Standing for a ward and as a political group or independent candidate
In order to represent a political party at an election you must contact the relevant party’s local office. It is ultimately up to the party to select you as a candidate for election. The party may be able to support you in running for election with help canvassing and a wealth of experience from previous candidates.
You do not have to stand for a political party and you could stand as an independent councillor. Independent candidates must build their own profiles and establish their aims within the community. Although independent candidates do not receive the same support available to party candidates, there are many groups and associations that can help candidates with the election process.

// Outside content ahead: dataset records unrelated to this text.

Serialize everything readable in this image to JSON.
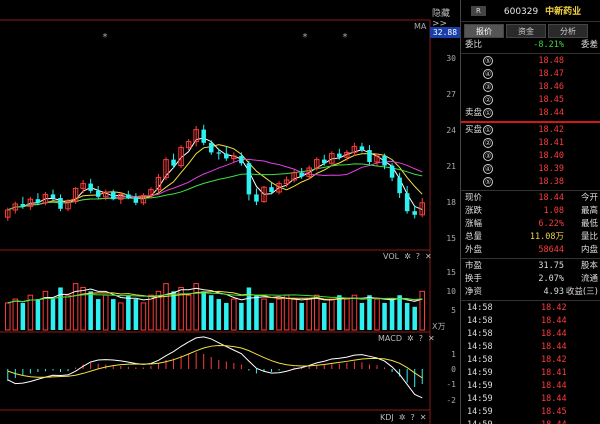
{
  "chart": {
    "hide_label": "隐藏>>",
    "ma_label": "MA",
    "current_price_tag": "32.88",
    "price_axis": [
      "30",
      "27",
      "24",
      "21",
      "18",
      "15"
    ],
    "vol_axis": [
      "15",
      "10",
      "5"
    ],
    "unit_label": "X万",
    "macd_axis": [
      "1",
      "0",
      "-1",
      "-2"
    ],
    "vol_label": "VOL",
    "macd_label": "MACD",
    "kdj_label": "KDJ",
    "gear_glyph": "✲",
    "help_glyph": "?",
    "close_glyph": "✕",
    "star_glyph": "*"
  },
  "colors": {
    "up": "#ff3b3b",
    "down": "#2ff0f0",
    "ma_white": "#ffffff",
    "ma_yellow": "#f0e040",
    "ma_purple": "#e040e0",
    "ma_green": "#40e040",
    "axis": "#8b1a1a"
  },
  "quote": {
    "badge": "R",
    "code": "600329",
    "name": "中新药业",
    "tabs": [
      "报价",
      "资金",
      "分析"
    ],
    "ratio_label": "委比",
    "ratio_value": "-8.21%",
    "diff_label": "委差",
    "asks": [
      {
        "label": "",
        "num": "⑤",
        "price": "18.48"
      },
      {
        "label": "",
        "num": "④",
        "price": "18.47"
      },
      {
        "label": "",
        "num": "③",
        "price": "18.46"
      },
      {
        "label": "",
        "num": "②",
        "price": "18.45"
      },
      {
        "label": "卖盘",
        "num": "①",
        "price": "18.44"
      }
    ],
    "bids": [
      {
        "label": "买盘",
        "num": "①",
        "price": "18.42"
      },
      {
        "label": "",
        "num": "②",
        "price": "18.41"
      },
      {
        "label": "",
        "num": "③",
        "price": "18.40"
      },
      {
        "label": "",
        "num": "④",
        "price": "18.39"
      },
      {
        "label": "",
        "num": "⑤",
        "price": "18.38"
      }
    ],
    "stats": [
      {
        "label": "现价",
        "value": "18.44",
        "cls": "red",
        "label2": "今开"
      },
      {
        "label": "涨跌",
        "value": "1.08",
        "cls": "red",
        "label2": "最高"
      },
      {
        "label": "涨幅",
        "value": "6.22%",
        "cls": "red",
        "label2": "最低"
      },
      {
        "label": "总量",
        "value": "11.08万",
        "cls": "yellow",
        "label2": "量比"
      },
      {
        "label": "外盘",
        "value": "58644",
        "cls": "red",
        "label2": "内盘"
      }
    ],
    "stats2": [
      {
        "label": "市盈",
        "value": "31.75",
        "cls": "white",
        "label2": "股本"
      },
      {
        "label": "换手",
        "value": "2.07%",
        "cls": "white",
        "label2": "流通"
      },
      {
        "label": "净资",
        "value": "4.93",
        "cls": "white",
        "label2": "收益(三)"
      }
    ],
    "ticks": [
      {
        "time": "14:58",
        "price": "18.42"
      },
      {
        "time": "14:58",
        "price": "18.44"
      },
      {
        "time": "14:58",
        "price": "18.44"
      },
      {
        "time": "14:58",
        "price": "18.44"
      },
      {
        "time": "14:58",
        "price": "18.42"
      },
      {
        "time": "14:59",
        "price": "18.41"
      },
      {
        "time": "14:59",
        "price": "18.44"
      },
      {
        "time": "14:59",
        "price": "18.44"
      },
      {
        "time": "14:59",
        "price": "18.45"
      },
      {
        "time": "14:59",
        "price": "18.44"
      }
    ]
  },
  "candles": [
    [
      16.9,
      17.7,
      16.6,
      17.5
    ],
    [
      17.5,
      18.2,
      17.2,
      18.0
    ],
    [
      18.0,
      18.6,
      17.6,
      17.8
    ],
    [
      17.8,
      18.6,
      17.5,
      18.4
    ],
    [
      18.4,
      18.9,
      17.9,
      18.1
    ],
    [
      18.1,
      19.0,
      17.9,
      18.8
    ],
    [
      18.8,
      19.2,
      18.3,
      18.5
    ],
    [
      18.5,
      18.8,
      17.4,
      17.6
    ],
    [
      17.6,
      18.4,
      17.4,
      18.2
    ],
    [
      18.2,
      19.4,
      18.0,
      19.3
    ],
    [
      19.3,
      20.0,
      18.9,
      19.7
    ],
    [
      19.7,
      20.1,
      18.9,
      19.1
    ],
    [
      19.1,
      19.5,
      18.4,
      18.6
    ],
    [
      18.6,
      19.2,
      18.3,
      19.0
    ],
    [
      19.0,
      19.2,
      18.3,
      18.4
    ],
    [
      18.4,
      19.0,
      18.0,
      18.8
    ],
    [
      18.8,
      19.1,
      18.4,
      18.5
    ],
    [
      18.5,
      18.9,
      17.9,
      18.1
    ],
    [
      18.1,
      18.9,
      17.9,
      18.7
    ],
    [
      18.7,
      19.4,
      18.5,
      19.2
    ],
    [
      19.2,
      20.5,
      19.0,
      20.2
    ],
    [
      20.2,
      21.9,
      20.0,
      21.7
    ],
    [
      21.7,
      22.2,
      21.0,
      21.2
    ],
    [
      21.2,
      22.9,
      21.0,
      22.7
    ],
    [
      22.7,
      23.4,
      22.5,
      23.2
    ],
    [
      23.2,
      24.5,
      22.8,
      24.2
    ],
    [
      24.2,
      24.6,
      22.9,
      23.1
    ],
    [
      23.1,
      23.3,
      22.1,
      22.3
    ],
    [
      22.3,
      22.6,
      21.7,
      22.2
    ],
    [
      22.2,
      22.8,
      21.6,
      21.8
    ],
    [
      21.8,
      22.3,
      21.5,
      22.0
    ],
    [
      22.0,
      22.3,
      21.2,
      21.4
    ],
    [
      21.4,
      21.6,
      18.3,
      18.8
    ],
    [
      18.8,
      19.3,
      17.9,
      18.2
    ],
    [
      18.2,
      19.5,
      18.1,
      19.4
    ],
    [
      19.4,
      19.8,
      18.8,
      19.0
    ],
    [
      19.0,
      19.9,
      18.8,
      19.7
    ],
    [
      19.7,
      20.3,
      19.4,
      20.0
    ],
    [
      20.0,
      20.9,
      19.8,
      20.6
    ],
    [
      20.6,
      21.0,
      20.1,
      20.3
    ],
    [
      20.3,
      21.2,
      20.1,
      21.0
    ],
    [
      21.0,
      21.9,
      20.8,
      21.7
    ],
    [
      21.7,
      22.1,
      21.2,
      21.4
    ],
    [
      21.4,
      22.4,
      21.2,
      22.2
    ],
    [
      22.2,
      22.6,
      21.7,
      21.9
    ],
    [
      21.9,
      22.5,
      21.6,
      22.3
    ],
    [
      22.3,
      23.1,
      22.0,
      22.8
    ],
    [
      22.8,
      23.1,
      22.3,
      22.5
    ],
    [
      22.5,
      22.9,
      21.3,
      21.5
    ],
    [
      21.5,
      22.2,
      21.2,
      22.0
    ],
    [
      22.0,
      22.2,
      20.9,
      21.2
    ],
    [
      21.2,
      21.4,
      19.9,
      20.2
    ],
    [
      20.2,
      20.6,
      18.5,
      18.9
    ],
    [
      18.9,
      19.5,
      17.2,
      17.4
    ],
    [
      17.4,
      17.9,
      16.8,
      17.1
    ],
    [
      17.1,
      18.5,
      16.9,
      18.1
    ]
  ],
  "volumes": [
    7,
    8,
    7,
    9,
    8,
    10,
    8,
    11,
    9,
    12,
    11,
    10,
    8,
    9,
    8,
    7,
    9,
    8,
    7,
    9,
    10,
    12,
    10,
    11,
    9,
    12,
    10,
    9,
    8,
    7,
    8,
    7,
    11,
    9,
    8,
    7,
    8,
    9,
    8,
    7,
    8,
    9,
    7,
    8,
    9,
    8,
    9,
    7,
    9,
    8,
    7,
    8,
    9,
    7,
    6,
    10
  ],
  "macd": [
    -0.8,
    -0.6,
    -0.4,
    -0.3,
    -0.2,
    -0.15,
    -0.1,
    -0.2,
    -0.15,
    0.1,
    0.3,
    0.4,
    0.35,
    0.3,
    0.25,
    0.2,
    0.15,
    0.1,
    0.1,
    0.2,
    0.4,
    0.6,
    0.7,
    0.9,
    1.0,
    1.1,
    1.0,
    0.8,
    0.6,
    0.5,
    0.4,
    0.3,
    -0.1,
    -0.3,
    -0.2,
    -0.2,
    -0.1,
    0.0,
    0.1,
    0.1,
    0.2,
    0.3,
    0.3,
    0.4,
    0.35,
    0.4,
    0.5,
    0.45,
    0.3,
    0.25,
    0.1,
    -0.2,
    -0.5,
    -0.9,
    -1.2,
    -1.0
  ]
}
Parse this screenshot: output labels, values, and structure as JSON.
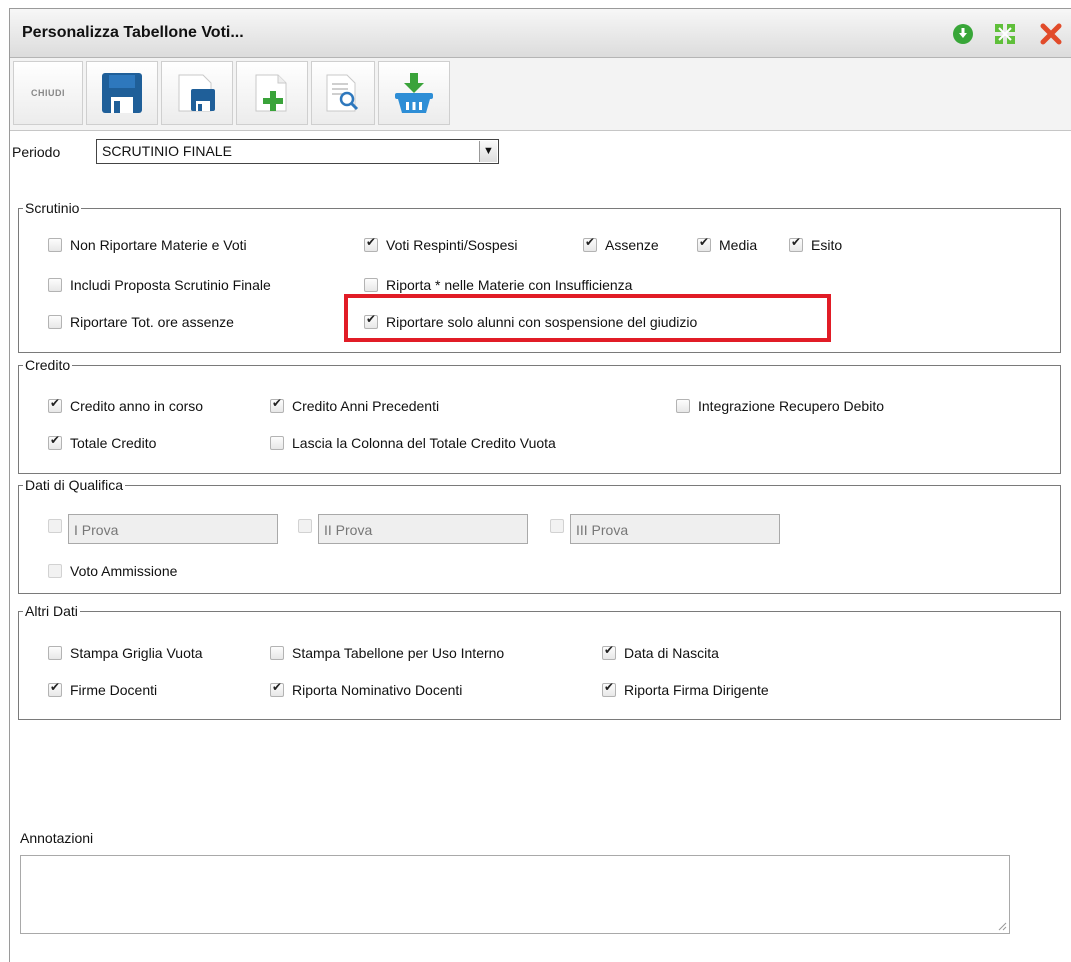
{
  "window": {
    "title": "Personalizza Tabellone Voti..."
  },
  "toolbar": {
    "close_label": "CHIUDI"
  },
  "periodo": {
    "label": "Periodo",
    "value": "SCRUTINIO FINALE"
  },
  "scrutinio": {
    "legend": "Scrutinio",
    "items": [
      {
        "label": "Non Riportare Materie e Voti",
        "checked": false
      },
      {
        "label": "Voti Respinti/Sospesi",
        "checked": true
      },
      {
        "label": "Assenze",
        "checked": true
      },
      {
        "label": "Media",
        "checked": true
      },
      {
        "label": "Esito",
        "checked": true
      },
      {
        "label": "Includi Proposta Scrutinio Finale",
        "checked": false
      },
      {
        "label": "Riporta * nelle Materie con Insufficienza",
        "checked": false
      },
      {
        "label": "Riportare Tot. ore assenze",
        "checked": false
      },
      {
        "label": "Riportare solo alunni con sospensione del giudizio",
        "checked": true
      }
    ]
  },
  "credito": {
    "legend": "Credito",
    "items": [
      {
        "label": "Credito anno in corso",
        "checked": true
      },
      {
        "label": "Credito Anni Precedenti",
        "checked": true
      },
      {
        "label": "Integrazione Recupero Debito",
        "checked": false
      },
      {
        "label": "Totale Credito",
        "checked": true
      },
      {
        "label": "Lascia la Colonna del Totale Credito Vuota",
        "checked": false
      }
    ]
  },
  "qualifica": {
    "legend": "Dati di Qualifica",
    "prove": [
      {
        "placeholder": "I Prova"
      },
      {
        "placeholder": "II Prova"
      },
      {
        "placeholder": "III Prova"
      }
    ],
    "voto_ammissione": "Voto Ammissione"
  },
  "altri": {
    "legend": "Altri Dati",
    "items": [
      {
        "label": "Stampa Griglia Vuota",
        "checked": false
      },
      {
        "label": "Stampa Tabellone per Uso Interno",
        "checked": false
      },
      {
        "label": "Data di Nascita",
        "checked": true
      },
      {
        "label": "Firme Docenti",
        "checked": true
      },
      {
        "label": "Riporta Nominativo Docenti",
        "checked": true
      },
      {
        "label": "Riporta Firma Dirigente",
        "checked": true
      }
    ]
  },
  "annotazioni": {
    "label": "Annotazioni",
    "value": ""
  },
  "colors": {
    "highlight": "#e11c26",
    "title_bar": "#dcdcdc",
    "save_icon": "#1f5f99",
    "add_icon": "#3aa33a",
    "close_icon": "#e14b2a"
  }
}
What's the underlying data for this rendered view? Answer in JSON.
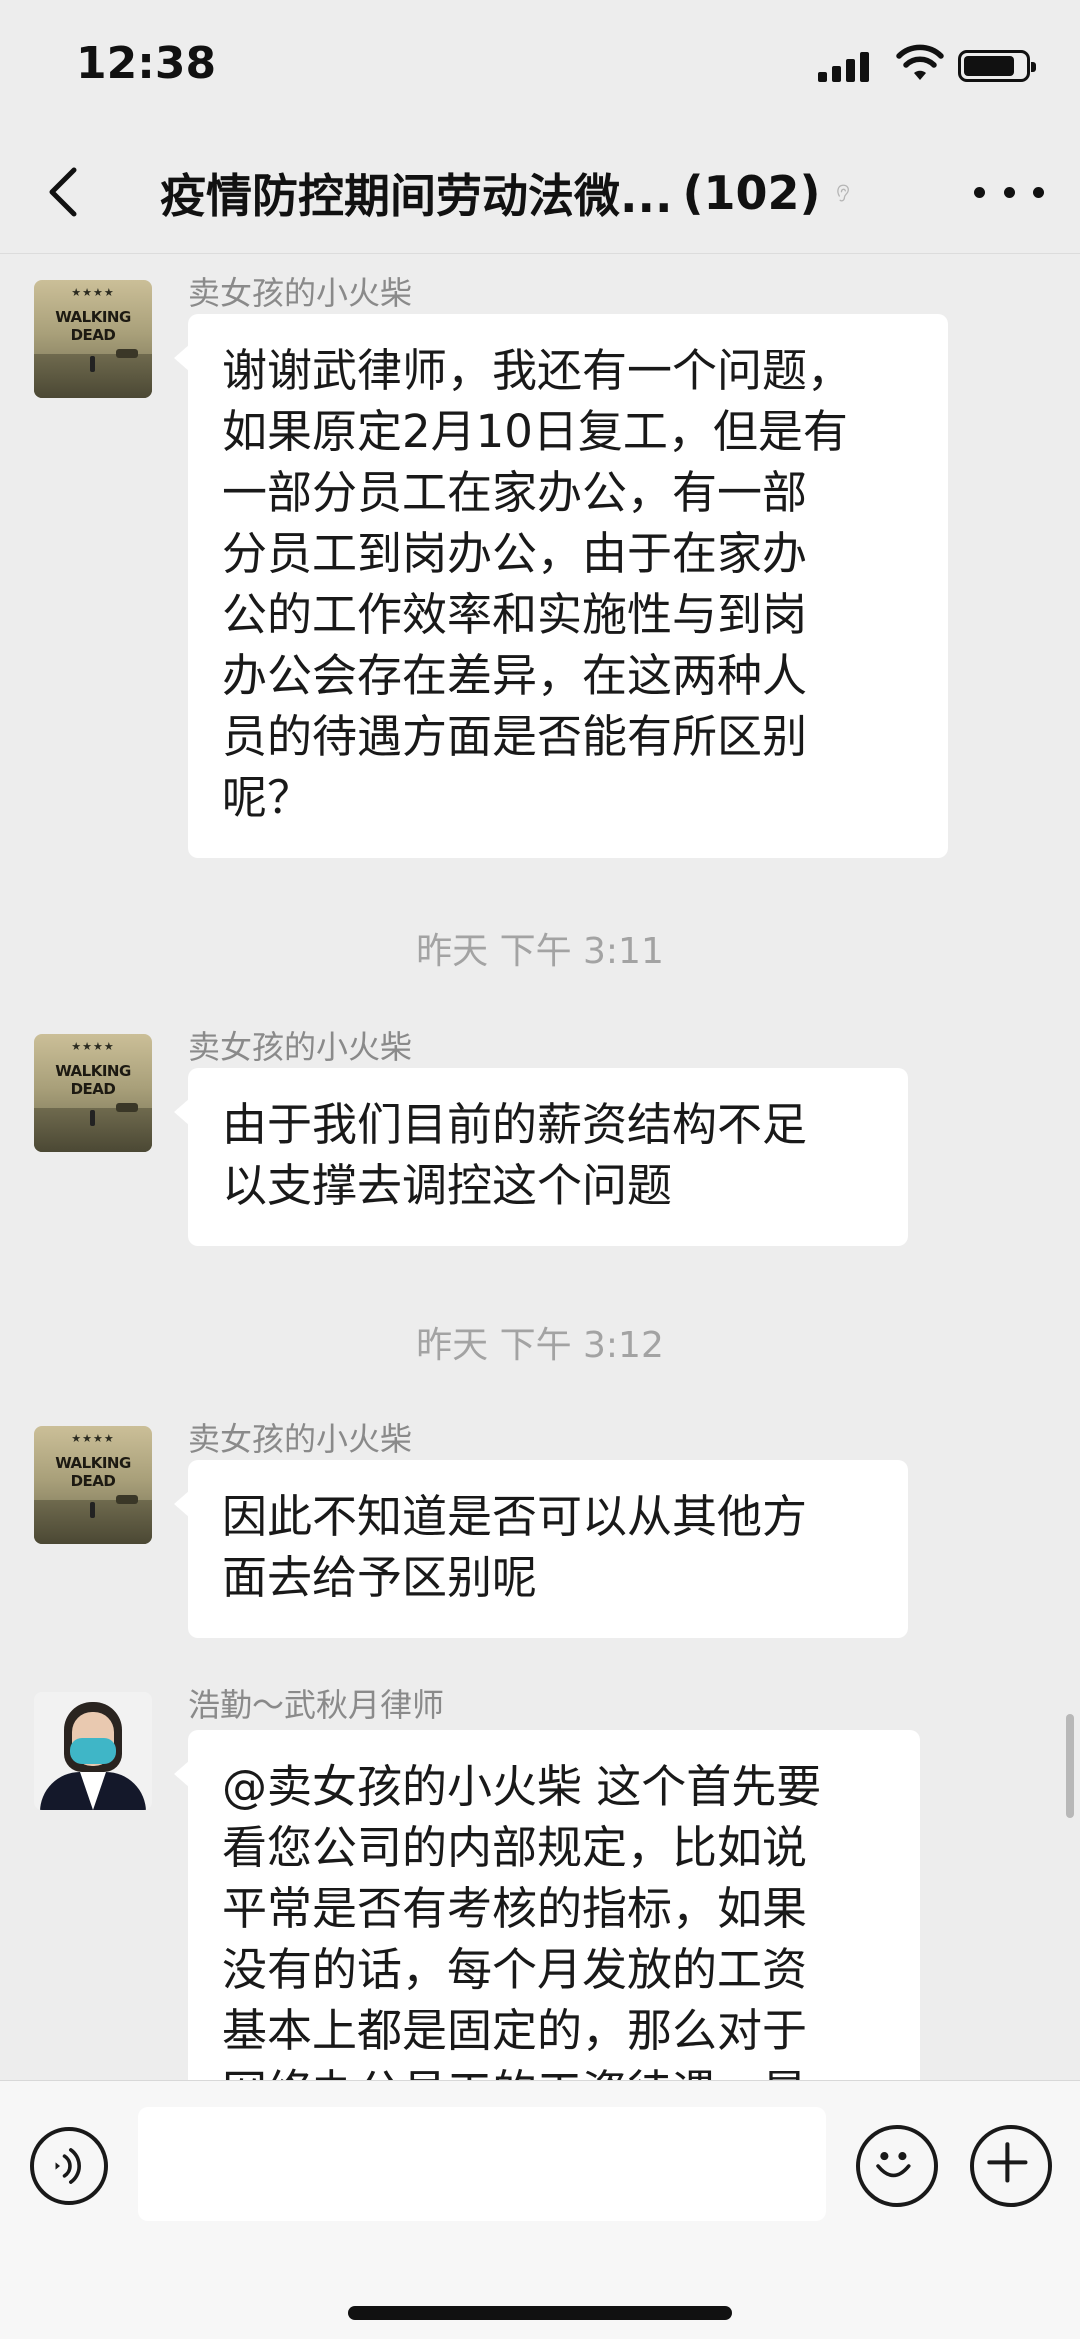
{
  "status_bar": {
    "time": "12:38"
  },
  "nav": {
    "title": "疫情防控期间劳动法微...",
    "member_count": "(102)"
  },
  "avatars": {
    "walking_dead": {
      "stars": "★★★★",
      "title": "WALKING DEAD"
    }
  },
  "messages": [
    {
      "sender": "卖女孩的小火柴",
      "lines": [
        "谢谢武律师，我还有一个问题，",
        "如果原定2月10日复工，但是有",
        "一部分员工在家办公，有一部",
        "分员工到岗办公，由于在家办",
        "公的工作效率和实施性与到岗",
        "办公会存在差异，在这两种人",
        "员的待遇方面是否能有所区别",
        "呢？"
      ]
    },
    {
      "timestamp": "昨天 下午 3:11"
    },
    {
      "sender": "卖女孩的小火柴",
      "lines": [
        "由于我们目前的薪资结构不足",
        "以支撑去调控这个问题"
      ]
    },
    {
      "timestamp": "昨天 下午 3:12"
    },
    {
      "sender": "卖女孩的小火柴",
      "lines": [
        "因此不知道是否可以从其他方",
        "面去给予区别呢"
      ]
    },
    {
      "sender": "浩勤～武秋月律师",
      "lines": [
        "@卖女孩的小火柴 这个首先要",
        "看您公司的内部规定，比如说",
        "平常是否有考核的指标，如果",
        "没有的话，每个月发放的工资",
        "基本上都是固定的，那么对于",
        "网络办公员工的工资待遇，是"
      ]
    }
  ],
  "input_bar": {
    "placeholder": ""
  },
  "icons": [
    "back-arrow-icon",
    "ear-icon",
    "more-icon",
    "voice-icon",
    "emoji-icon",
    "plus-icon",
    "signal-icon",
    "wifi-icon",
    "battery-icon"
  ]
}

There are rules on how much candidates can spend on their campaigns and where they receive their funding from. Please see the electoral commission's website to find out more about about the rules governing candidate expenditure and donations.
Main local political party offices and independent information
- Conservative Party
- Labour Party
- Liberal Democrat Party
- Green Party
- UKIP Party
Choosing the area to stand for
You need to decide which ward within the council area you would like to stand for. If you are standing for a political group they will discuss this with you.
All wards in the new Dorset Council are up for election. Wards often follow historic and current parish or neighbourhood boundaries and consist of similar ratios of electors per councillor.
Parliament has approved new ward boundaries for Dorset, which includes 82 councillors, representing 52 wards. There will be:
28 wards represented by one councillor each
18 wards represented by two councillors each
6 wards represented by three councillors each
Background information about the changes and a map of the new wards are available to view.